Delaware: The state's not-for-profit hospitals provided $357 million in community benefits in fiscal year 2010, according to a report released last week by the Delaware Healthcare Association. The figure—which represents a 27% increase from 2008—comprises $96 million in uncompensated care, $169.5 million in subsidies for unpaid government health care programs, and $92 million for community health programs (AHA News, 2/23).
Minnesota: Rochester-based Mayo Clinic on Thursday announced plans to boost capital project spending to $700 million annually for the next five years. More than 50% of the funds will be applied toward projects already underway, including a proton beam therapy program. However, hospital executives say additional dollars will go toward new projects, such as initiatives that aim to fast-track medical research and technology. For example, Mayo CEO John Noseworthy notes that future spending likely will be directed toward the system's Center for the Science of Health Care Delivery, Center for Individualized Medicine, and Center for Regenerative Medicine (Crosby, Minneapolis Star Tribune, 2/24).
Texas: Many university administrators statewide have begun to consider campus-wide smoking bans because of new grant-eligibility rules adopted recently by the state's Cancer Prevention and Research Institute.
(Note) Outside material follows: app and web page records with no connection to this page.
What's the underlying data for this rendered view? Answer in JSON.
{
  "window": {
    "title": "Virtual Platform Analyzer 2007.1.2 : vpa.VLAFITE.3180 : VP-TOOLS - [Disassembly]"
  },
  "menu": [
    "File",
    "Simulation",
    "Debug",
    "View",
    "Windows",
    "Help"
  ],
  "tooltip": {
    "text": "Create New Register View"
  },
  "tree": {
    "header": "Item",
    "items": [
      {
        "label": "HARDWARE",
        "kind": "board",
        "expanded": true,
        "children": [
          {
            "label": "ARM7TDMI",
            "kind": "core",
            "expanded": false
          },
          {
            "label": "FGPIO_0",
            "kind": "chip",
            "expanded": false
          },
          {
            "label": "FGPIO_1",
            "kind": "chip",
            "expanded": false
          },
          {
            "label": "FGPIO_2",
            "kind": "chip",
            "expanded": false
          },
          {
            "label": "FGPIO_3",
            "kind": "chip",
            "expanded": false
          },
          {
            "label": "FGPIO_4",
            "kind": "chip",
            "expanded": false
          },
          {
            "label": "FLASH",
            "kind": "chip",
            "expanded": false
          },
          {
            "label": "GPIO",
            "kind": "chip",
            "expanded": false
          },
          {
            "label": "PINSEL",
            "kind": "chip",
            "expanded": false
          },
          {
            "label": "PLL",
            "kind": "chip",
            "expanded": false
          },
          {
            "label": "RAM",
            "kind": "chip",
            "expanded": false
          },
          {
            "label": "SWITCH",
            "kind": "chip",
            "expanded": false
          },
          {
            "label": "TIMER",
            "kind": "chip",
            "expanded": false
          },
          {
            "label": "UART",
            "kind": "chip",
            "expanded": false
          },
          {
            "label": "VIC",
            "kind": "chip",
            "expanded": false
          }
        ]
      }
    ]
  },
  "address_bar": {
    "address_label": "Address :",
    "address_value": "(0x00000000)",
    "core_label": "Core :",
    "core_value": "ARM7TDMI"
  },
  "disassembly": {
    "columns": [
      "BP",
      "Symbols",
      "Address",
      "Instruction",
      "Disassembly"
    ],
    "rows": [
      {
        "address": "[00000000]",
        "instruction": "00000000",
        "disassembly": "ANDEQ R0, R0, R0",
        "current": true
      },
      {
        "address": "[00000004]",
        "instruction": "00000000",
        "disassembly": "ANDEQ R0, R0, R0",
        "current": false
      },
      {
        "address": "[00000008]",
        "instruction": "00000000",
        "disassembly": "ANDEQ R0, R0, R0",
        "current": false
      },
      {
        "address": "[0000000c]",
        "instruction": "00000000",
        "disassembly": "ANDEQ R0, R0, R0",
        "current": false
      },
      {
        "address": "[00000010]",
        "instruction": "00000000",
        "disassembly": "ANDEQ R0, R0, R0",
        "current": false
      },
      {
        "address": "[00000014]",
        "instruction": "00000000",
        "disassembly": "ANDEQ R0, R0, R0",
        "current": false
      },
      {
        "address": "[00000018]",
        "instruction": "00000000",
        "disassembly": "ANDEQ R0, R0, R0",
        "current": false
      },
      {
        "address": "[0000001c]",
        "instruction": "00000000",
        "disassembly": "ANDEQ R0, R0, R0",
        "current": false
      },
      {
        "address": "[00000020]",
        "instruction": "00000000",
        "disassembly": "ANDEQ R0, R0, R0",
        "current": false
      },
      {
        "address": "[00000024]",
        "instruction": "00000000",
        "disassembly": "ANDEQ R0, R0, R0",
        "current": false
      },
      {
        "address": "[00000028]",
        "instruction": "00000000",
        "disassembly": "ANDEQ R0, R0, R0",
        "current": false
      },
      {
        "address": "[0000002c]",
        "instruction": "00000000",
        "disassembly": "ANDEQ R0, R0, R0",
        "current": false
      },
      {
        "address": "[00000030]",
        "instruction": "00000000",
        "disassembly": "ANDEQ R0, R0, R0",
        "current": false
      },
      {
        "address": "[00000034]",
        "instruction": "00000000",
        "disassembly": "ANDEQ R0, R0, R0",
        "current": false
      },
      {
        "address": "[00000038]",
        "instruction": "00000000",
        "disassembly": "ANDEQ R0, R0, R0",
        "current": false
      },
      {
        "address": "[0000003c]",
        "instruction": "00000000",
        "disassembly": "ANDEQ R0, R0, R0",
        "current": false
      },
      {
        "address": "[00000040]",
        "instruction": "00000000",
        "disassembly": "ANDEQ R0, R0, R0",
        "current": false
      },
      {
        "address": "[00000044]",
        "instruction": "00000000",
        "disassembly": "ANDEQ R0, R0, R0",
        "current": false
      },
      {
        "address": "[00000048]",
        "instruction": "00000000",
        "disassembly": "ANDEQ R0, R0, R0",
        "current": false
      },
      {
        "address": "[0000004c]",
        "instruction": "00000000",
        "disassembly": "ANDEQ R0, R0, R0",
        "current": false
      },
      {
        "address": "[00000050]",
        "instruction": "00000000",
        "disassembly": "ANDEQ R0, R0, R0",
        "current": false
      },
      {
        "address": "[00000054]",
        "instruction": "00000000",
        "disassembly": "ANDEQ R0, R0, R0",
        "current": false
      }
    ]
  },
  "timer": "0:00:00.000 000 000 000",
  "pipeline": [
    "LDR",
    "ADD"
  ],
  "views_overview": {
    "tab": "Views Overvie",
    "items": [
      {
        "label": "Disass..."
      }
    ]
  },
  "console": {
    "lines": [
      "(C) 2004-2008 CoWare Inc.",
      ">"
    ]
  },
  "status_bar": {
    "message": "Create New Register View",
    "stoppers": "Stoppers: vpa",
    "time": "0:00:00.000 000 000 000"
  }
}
The rules require grant applicants to have policies that prohibit smoking in and around buildings where their research will be conducted and provide smoking cessation services to their communities (Hamilton, Texas Tribune/New York Times, 2/18).
Prepared to manage chronic patients in the ambulatory setting?
February 27, 2012
Join this complimentary webconference to review a comprehensive approach to patient management and care coordination, highlighting tactics to elevate the performance of multi-disciplinary care teams. More.
Study finds colonoscopy cuts cancer death risk by 53%
Colonoscopies can reduce the risk of dying from colon cancer by about 53%, according to a study published in NEJM.
Although physicians have long thought that the procedure to remove precancerous growths, known as adenomatous polyps, would improve survival rates, independent researchers say this study provides the best evidence that it does.
Researchers at Memorial Sloan-Kettering Cancer Center in New York tracked 2,602 patients who underwent a colonoscopy between 1980 and 1990 and had polyps removed and compared the death rate to that of the general population.
The was observational, but Robert Smith, director of screening at the American Cancer Society, says it is the first direct evidence that removing polyps reduces colon cancer mortality rates (Winslow, Wall Street Journal, 2/23; Change, AP/San Francisco Chronicle, 2/22; Grady, New York Times, 2/22).